Credit card rate hike heaps misery on shoppers
TENS of thousands of bank customers have been hit with a crippling interest rate hike on their credit cards -- just days before Christmas.
The increase of up to 4pc on Bank of Ireland credit cards will heap more debt on shoppers who have already stretched themselves on festive spending.
The bank has been accused of cashing in at the worst time of the year -- when many shoppers are using credit cards because they are short of cash.
The interest charged on a range of cards from the bank was increased by up to 4pc with effect from yesterday, exactly a week before Christmas Day.
The rates have gone up by between 0.7pc and 4pc.
The bank, which got ¿4.7bn in a bailout from the taxpayer, said it had not raised rates since August 2011.
The hikes come ahead of peak spending days for consumers preparing for the festive season.
Finance expert Simon Moynihan, of price comparison site Bonkers.ie, accused the bank of squeezing shoppers at a time when they are most vulnerable.
"The bank knows people will blow a chunk of cash at Christmas and hope to be able to pay it back in January.
"But few will be able to clear the debt in January. It seems to be a way for the bank to make a few extra quid."
A recent credit union survey found it can take some people up to six months to recover from overspending at Christmas.
The largest hike in Bank of Ireland credit card rates was for the Clear card, with the rate for purchases jumping from 13.8pc to 17.8pc.
People with Platinum cards will jump from 16.6pc to 17.3pc for purchases on the card. The rate on the Classic card goes up 2pc to 19.9pc.
Bank of Ireland is one of the largest operators of credit cards in the country.
A spokeswoman for the bank said: "With continued pressure from high funding costs and the continuing high risk and loss profiles, these changes were considered necessary to sustain product investment.
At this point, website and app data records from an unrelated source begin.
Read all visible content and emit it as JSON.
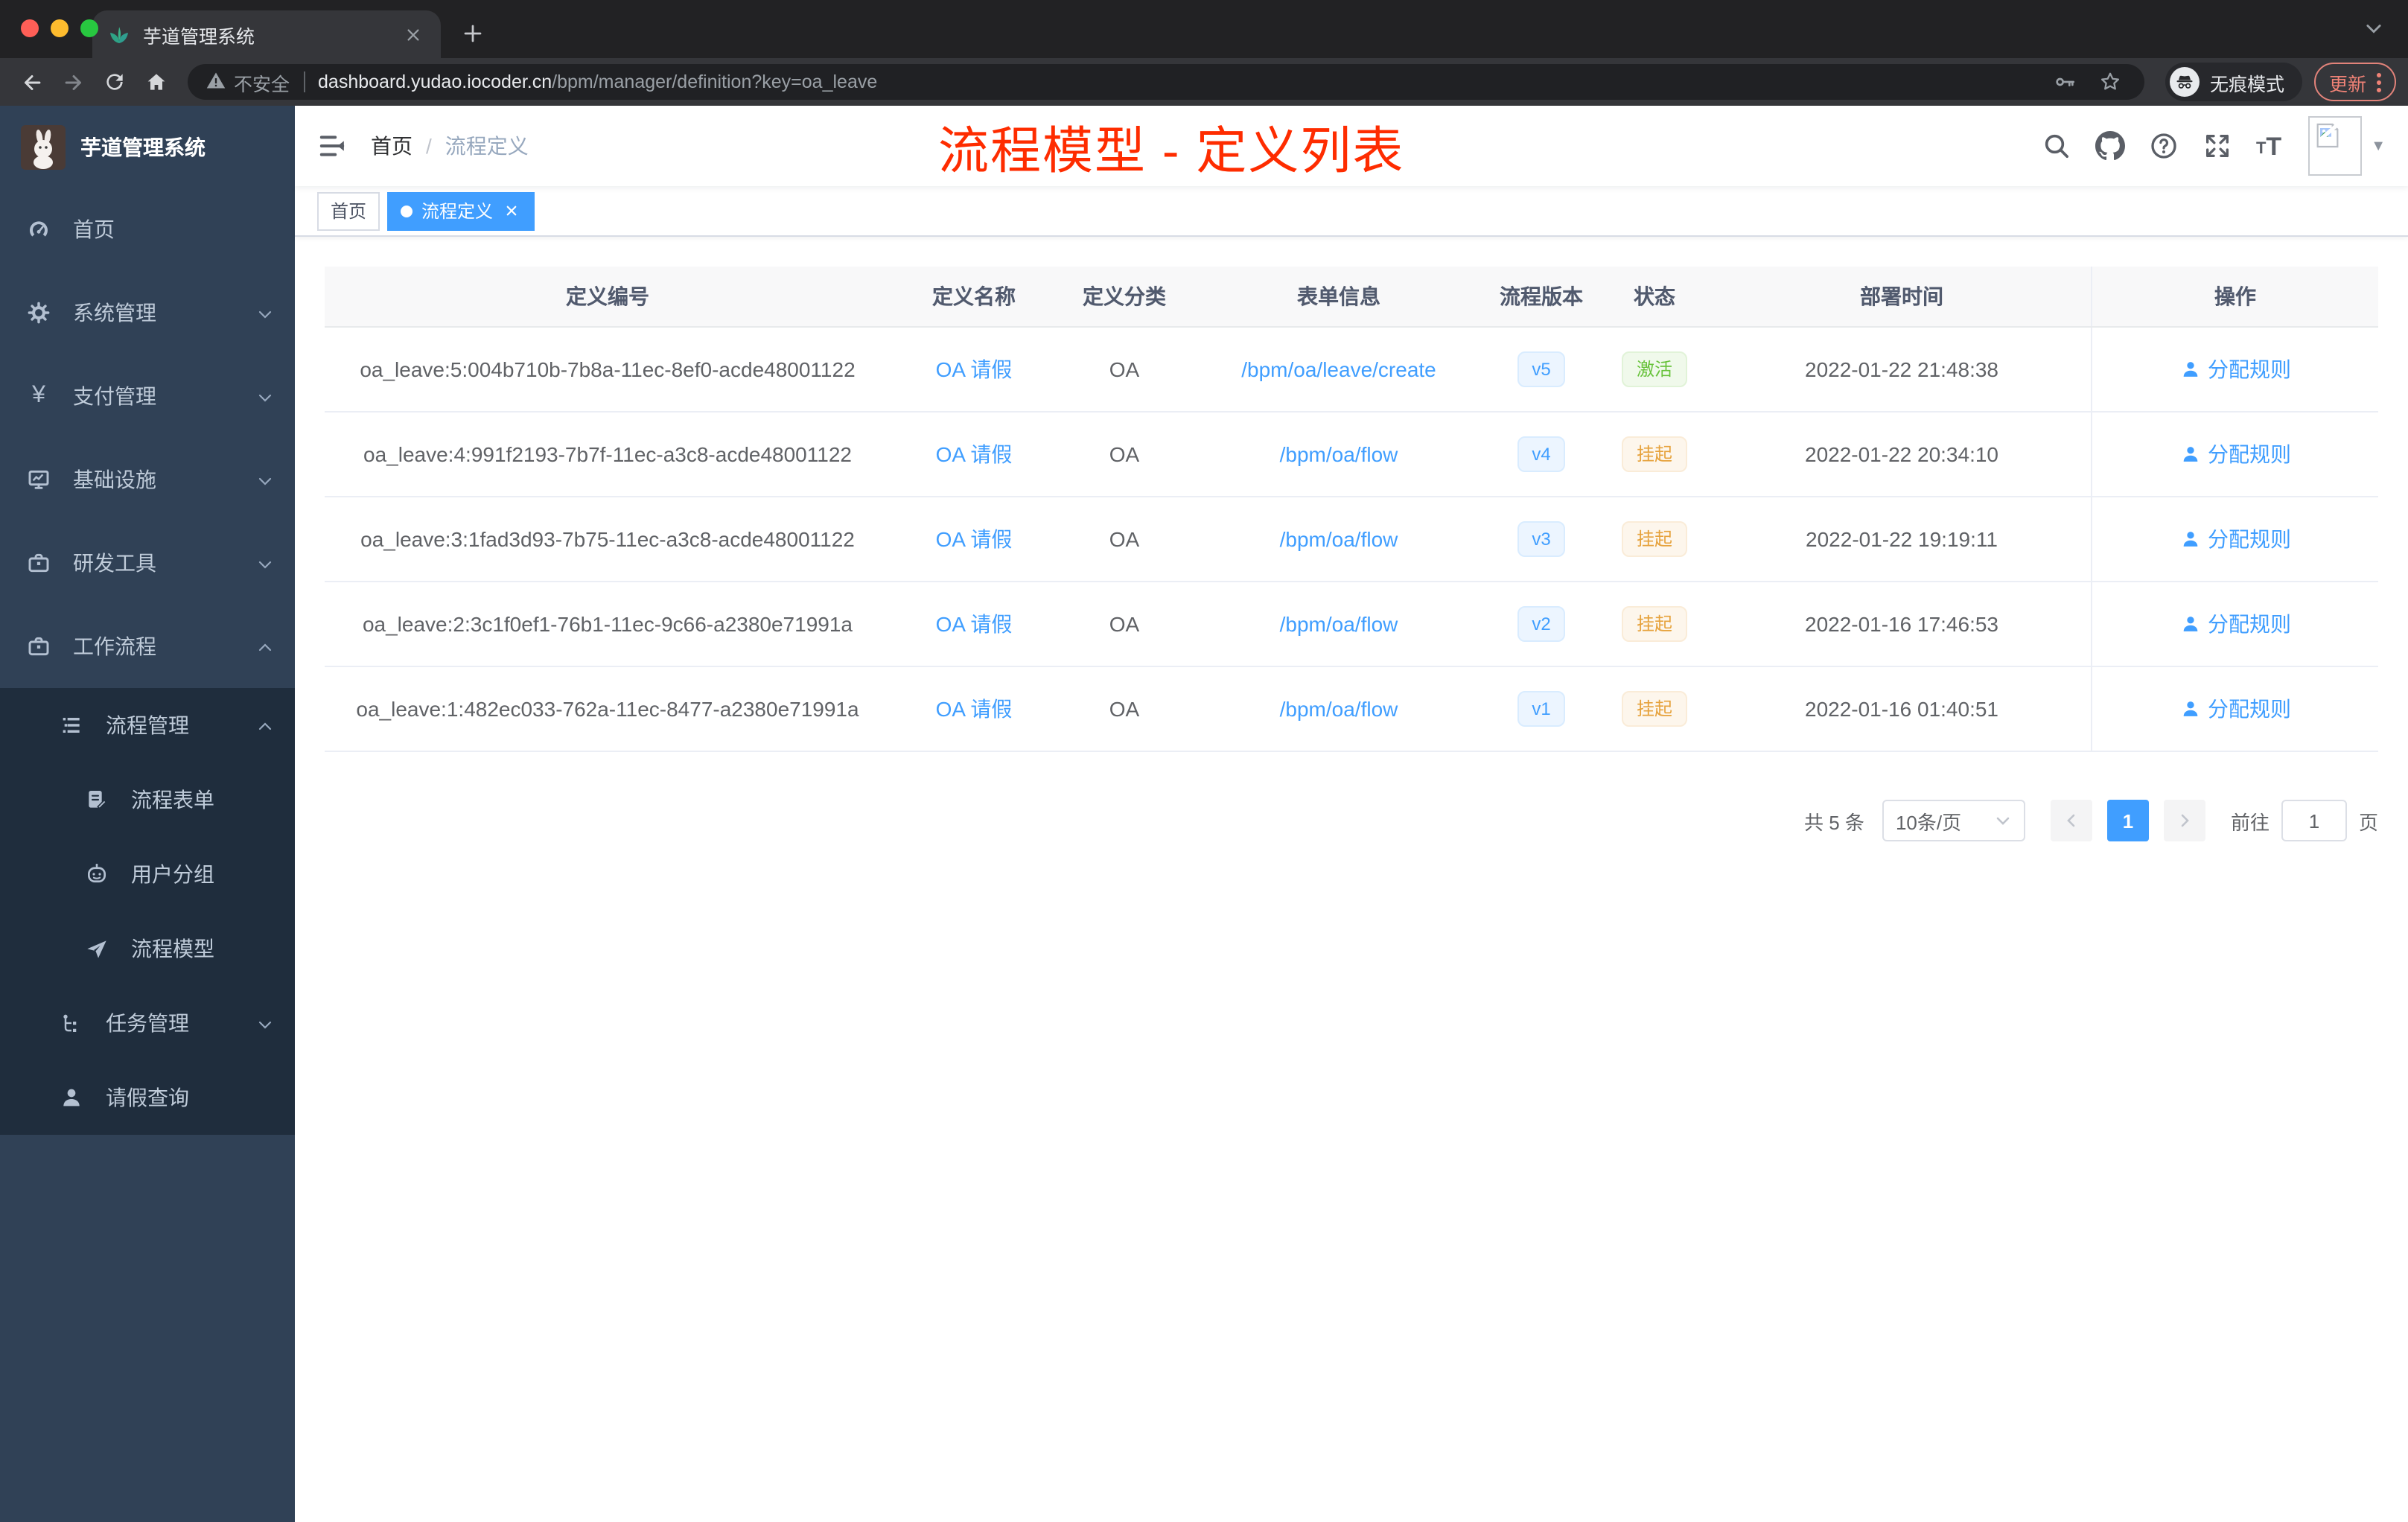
{
  "browser": {
    "tab_title": "芋道管理系统",
    "security_label": "不安全",
    "url_domain": "dashboard.yudao.iocoder.cn",
    "url_path": "/bpm/manager/definition?key=oa_leave",
    "incognito_label": "无痕模式",
    "update_label": "更新"
  },
  "sidebar": {
    "title": "芋道管理系统",
    "items": [
      {
        "label": "首页",
        "icon": "dashboard-icon"
      },
      {
        "label": "系统管理",
        "icon": "gear-icon",
        "arrow": "down"
      },
      {
        "label": "支付管理",
        "icon": "yen-icon",
        "arrow": "down"
      },
      {
        "label": "基础设施",
        "icon": "monitor-icon",
        "arrow": "down"
      },
      {
        "label": "研发工具",
        "icon": "toolbox-icon",
        "arrow": "down"
      },
      {
        "label": "工作流程",
        "icon": "briefcase-icon",
        "arrow": "up"
      },
      {
        "label": "流程管理",
        "icon": "list-icon",
        "arrow": "up"
      },
      {
        "label": "流程表单",
        "icon": "form-icon"
      },
      {
        "label": "用户分组",
        "icon": "robot-icon"
      },
      {
        "label": "流程模型",
        "icon": "send-icon"
      },
      {
        "label": "任务管理",
        "icon": "tree-icon",
        "arrow": "down"
      },
      {
        "label": "请假查询",
        "icon": "user-icon"
      }
    ],
    "yen_glyph": "¥"
  },
  "header": {
    "breadcrumb": [
      "首页",
      "流程定义"
    ],
    "separator": "/"
  },
  "tags": [
    {
      "label": "首页",
      "active": false
    },
    {
      "label": "流程定义",
      "active": true
    }
  ],
  "annotation": {
    "text": "流程模型 - 定义列表"
  },
  "table": {
    "columns": [
      "定义编号",
      "定义名称",
      "定义分类",
      "表单信息",
      "流程版本",
      "状态",
      "部署时间",
      "操作"
    ],
    "rows": [
      {
        "id": "oa_leave:5:004b710b-7b8a-11ec-8ef0-acde48001122",
        "name": "OA 请假",
        "category": "OA",
        "form": "/bpm/oa/leave/create",
        "version": "v5",
        "status": "激活",
        "status_type": "active",
        "time": "2022-01-22 21:48:38",
        "action": "分配规则"
      },
      {
        "id": "oa_leave:4:991f2193-7b7f-11ec-a3c8-acde48001122",
        "name": "OA 请假",
        "category": "OA",
        "form": "/bpm/oa/flow",
        "version": "v4",
        "status": "挂起",
        "status_type": "suspended",
        "time": "2022-01-22 20:34:10",
        "action": "分配规则"
      },
      {
        "id": "oa_leave:3:1fad3d93-7b75-11ec-a3c8-acde48001122",
        "name": "OA 请假",
        "category": "OA",
        "form": "/bpm/oa/flow",
        "version": "v3",
        "status": "挂起",
        "status_type": "suspended",
        "time": "2022-01-22 19:19:11",
        "action": "分配规则"
      },
      {
        "id": "oa_leave:2:3c1f0ef1-76b1-11ec-9c66-a2380e71991a",
        "name": "OA 请假",
        "category": "OA",
        "form": "/bpm/oa/flow",
        "version": "v2",
        "status": "挂起",
        "status_type": "suspended",
        "time": "2022-01-16 17:46:53",
        "action": "分配规则"
      },
      {
        "id": "oa_leave:1:482ec033-762a-11ec-8477-a2380e71991a",
        "name": "OA 请假",
        "category": "OA",
        "form": "/bpm/oa/flow",
        "version": "v1",
        "status": "挂起",
        "status_type": "suspended",
        "time": "2022-01-16 01:40:51",
        "action": "分配规则"
      }
    ]
  },
  "pagination": {
    "total_label": "共 5 条",
    "page_size": "10条/页",
    "current": "1",
    "goto_prefix": "前往",
    "goto_value": "1",
    "goto_suffix": "页"
  },
  "colors": {
    "accent": "#409eff",
    "success": "#67c23a",
    "warning": "#e6a23c",
    "annotation_red": "#fe2c00",
    "sidebar_bg": "#304156",
    "submenu_bg": "#1f2d3d"
  }
}
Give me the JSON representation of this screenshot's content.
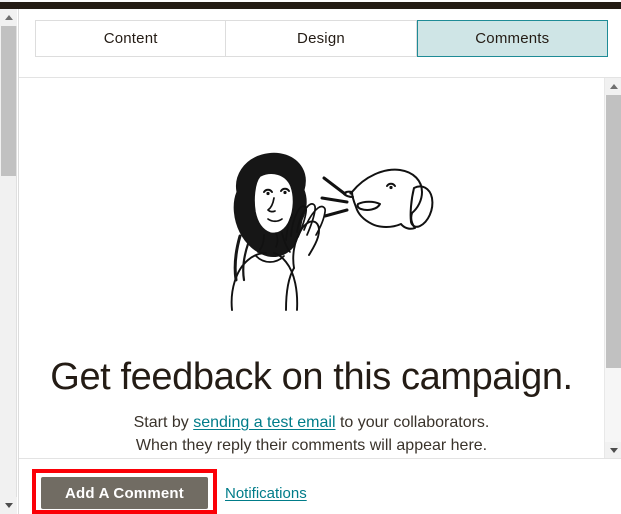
{
  "window": {
    "top_bar_color": "#241c14"
  },
  "tabs": [
    {
      "label": "Content",
      "active": false
    },
    {
      "label": "Design",
      "active": false
    },
    {
      "label": "Comments",
      "active": true
    }
  ],
  "content": {
    "illustration_name": "woman-listening-to-dog-illustration",
    "title": "Get feedback on this campaign.",
    "sub_line1_before": "Start by ",
    "sub_line1_link": "sending a test email",
    "sub_line1_after": " to your collaborators.",
    "sub_line2": "When they reply their comments will appear here."
  },
  "footer": {
    "add_comment_label": "Add A Comment",
    "notifications_label": "Notifications"
  },
  "colors": {
    "accent_teal": "#007c89",
    "active_tab_fill": "#cfe5e6",
    "active_tab_border": "#1e8b96",
    "button_fill": "#716c63",
    "highlight_red": "#fb0007",
    "link_teal": "#007c89"
  },
  "scrollbars": {
    "outer_up_icon": "triangle-up-icon",
    "outer_down_icon": "triangle-down-icon",
    "inner_up_icon": "triangle-up-icon",
    "inner_down_icon": "triangle-down-icon"
  }
}
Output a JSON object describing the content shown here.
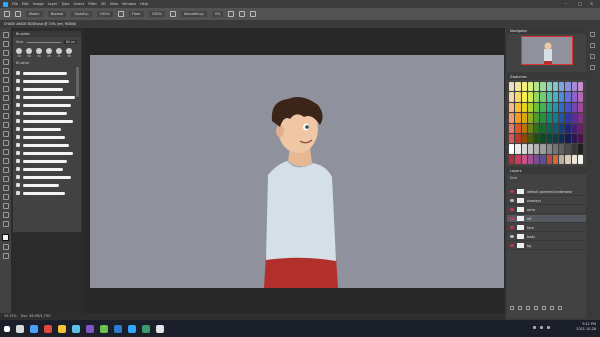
{
  "app": {
    "menu": [
      "File",
      "Edit",
      "Image",
      "Layer",
      "Type",
      "Select",
      "Filter",
      "3D",
      "View",
      "Window",
      "Help"
    ],
    "window_controls": [
      "–",
      "□",
      "✕"
    ]
  },
  "options_bar": {
    "mode_label": "Mode:",
    "mode_value": "Normal",
    "opacity_label": "Opacity:",
    "opacity_value": "100%",
    "flow_label": "Flow:",
    "flow_value": "100%",
    "smoothing_label": "Smoothing:",
    "smoothing_value": "0%"
  },
  "document_tab": {
    "title": "CHASE ANGIE BODY.psd @ 33% (ref, RGB/8)"
  },
  "brushes_panel": {
    "title": "Brushes",
    "size_label": "Size:",
    "size_value": "80 px",
    "preset_sizes": [
      "30",
      "30",
      "30",
      "25",
      "25",
      "36"
    ],
    "folder_label": "Brushes",
    "strokes": [
      44,
      46,
      40,
      52,
      48,
      44,
      50,
      38,
      42,
      46,
      50,
      44,
      40,
      48,
      36,
      42
    ]
  },
  "navigator": {
    "title": "Navigator"
  },
  "swatches": {
    "title": "Swatches",
    "colors": [
      "#e8e0c0",
      "#f2e59c",
      "#f5ef7a",
      "#d8ee7c",
      "#b6e28a",
      "#9bd99e",
      "#86d0b6",
      "#7ec3d1",
      "#7da8dc",
      "#8b92dd",
      "#a58ad6",
      "#c88fce",
      "#f4d7a8",
      "#f7d76d",
      "#f4ee4e",
      "#cde850",
      "#98d75f",
      "#6ecb76",
      "#4fc1a0",
      "#45b0c9",
      "#4d8bd9",
      "#6370d4",
      "#8d62c8",
      "#b867b8",
      "#f6b98a",
      "#f6c03a",
      "#e8d41e",
      "#b0d22c",
      "#6ec03c",
      "#3fb25a",
      "#24a888",
      "#2393b4",
      "#2d6dc6",
      "#4552bd",
      "#7247b2",
      "#a24aa2",
      "#f29b6e",
      "#ef9b22",
      "#d9a913",
      "#93ac1e",
      "#4e9a2c",
      "#278f45",
      "#13886e",
      "#137a96",
      "#1d56a6",
      "#30389c",
      "#5a3095",
      "#853085",
      "#e57b6a",
      "#d65a26",
      "#b8750f",
      "#6f8212",
      "#34711f",
      "#176a33",
      "#0a6652",
      "#0a5c73",
      "#113f82",
      "#20277a",
      "#431f74",
      "#671f66",
      "#d45c5c",
      "#b63b2a",
      "#8c4b0b",
      "#4e5a0c",
      "#1f4e15",
      "#0c4a24",
      "#044838",
      "#053f50",
      "#0a2b5c",
      "#131a55",
      "#2d1452",
      "#481448",
      "#ffffff",
      "#ececec",
      "#d8d8d8",
      "#c4c4c4",
      "#b0b0b0",
      "#9c9c9c",
      "#888888",
      "#747474",
      "#606060",
      "#4c4c4c",
      "#383838",
      "#202020",
      "#b32d3a",
      "#c53f5d",
      "#c4558a",
      "#a7508f",
      "#7a4e8e",
      "#5f4f8f",
      "#c24a3e",
      "#d06a3a",
      "#bfae9a",
      "#d9ccbd",
      "#ece4da",
      "#f6f2ec"
    ]
  },
  "layers": {
    "title": "Layers",
    "filter_label": "Kind",
    "items": [
      {
        "name": "default garment/underwear",
        "active": false,
        "eye": "red"
      },
      {
        "name": "overlays",
        "active": false,
        "eye": "normal"
      },
      {
        "name": "arms",
        "active": false,
        "eye": "red"
      },
      {
        "name": "ref",
        "active": true,
        "eye": "red"
      },
      {
        "name": "face",
        "active": false,
        "eye": "red"
      },
      {
        "name": "body",
        "active": false,
        "eye": "normal"
      },
      {
        "name": "bg",
        "active": false,
        "eye": "red"
      }
    ]
  },
  "status_bar": {
    "zoom": "33.33%",
    "doc_info": "Doc: 48.9M/1.79G"
  },
  "taskbar": {
    "time": "9:11 PM",
    "date": "2021-10-28",
    "icons": [
      "#d9d9d9",
      "#4ca0ff",
      "#e04a3a",
      "#f5c333",
      "#5ec2e8",
      "#7e57c2",
      "#6cbf4f",
      "#2e7bcf",
      "#31a8ff",
      "#3d9970",
      "#e5e5e5"
    ]
  }
}
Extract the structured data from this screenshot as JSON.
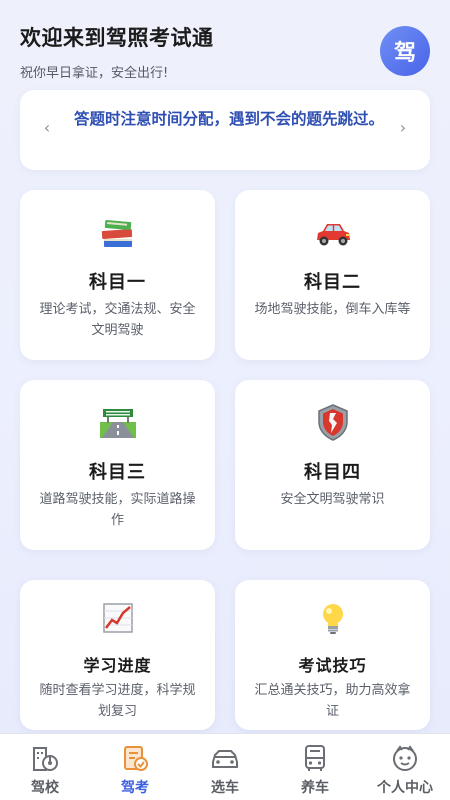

"The bank continues to offer very competitive rates across our full range of credit card products in Ireland."
However, chief executive of the Consumers' Association of Ireland Dermott Jewell accused the bank of making a "determined calculation to take advantage of people".
"They are going to make a significant amount of money in interest and it comes across as calculated.
"It's a terrible time to introduce increases in credit card interest rates. There is an argument there's never a good time – but there is, and this isn't it.
"Many, many people – and it's acknowledged by every financial house – are in debt and a significant number of people must use their credit card just to exist," he added.
He said many credit card users do not have the money to clear their bill at the end of the month and are in a spiral of debt as they only meet the minimum repayment.
"For years the Consumers' Association of Ireland has been looking for some element of change in approach; the minimum monthly repayment is still too low. All it does is maintain a consumer in debt.
"It's not going to sit well for consumers but there is very little they can do as there's no competition in the market."
Mr Jewell said consumers should arm themselves with as much information as possible and find out exactly what interest rate they are being charged.
"The reality of life is that a lot of consumers need to think about what they are purchasing and is it worth all the interest that's added to it. You could buy something for €40, but it ends up costing €55. Is it worth it?"
Earlier this year, Bank of Ireland and its subsidiary ICS hiked the variable rates for existing residential and buy-to-let mortgage holders by 0.5pc.
And last month more than a million customers of the bank were hit with a new fee structure for current accounts.
Anyone who fails to keep €3,000 in their account at all times will be hit with a slew of fees and charges. Consumer groups said very few people could afford to do this.
The bank is also reducing services at more than 40 branches. Counter cash services will only be available on certain days of the week.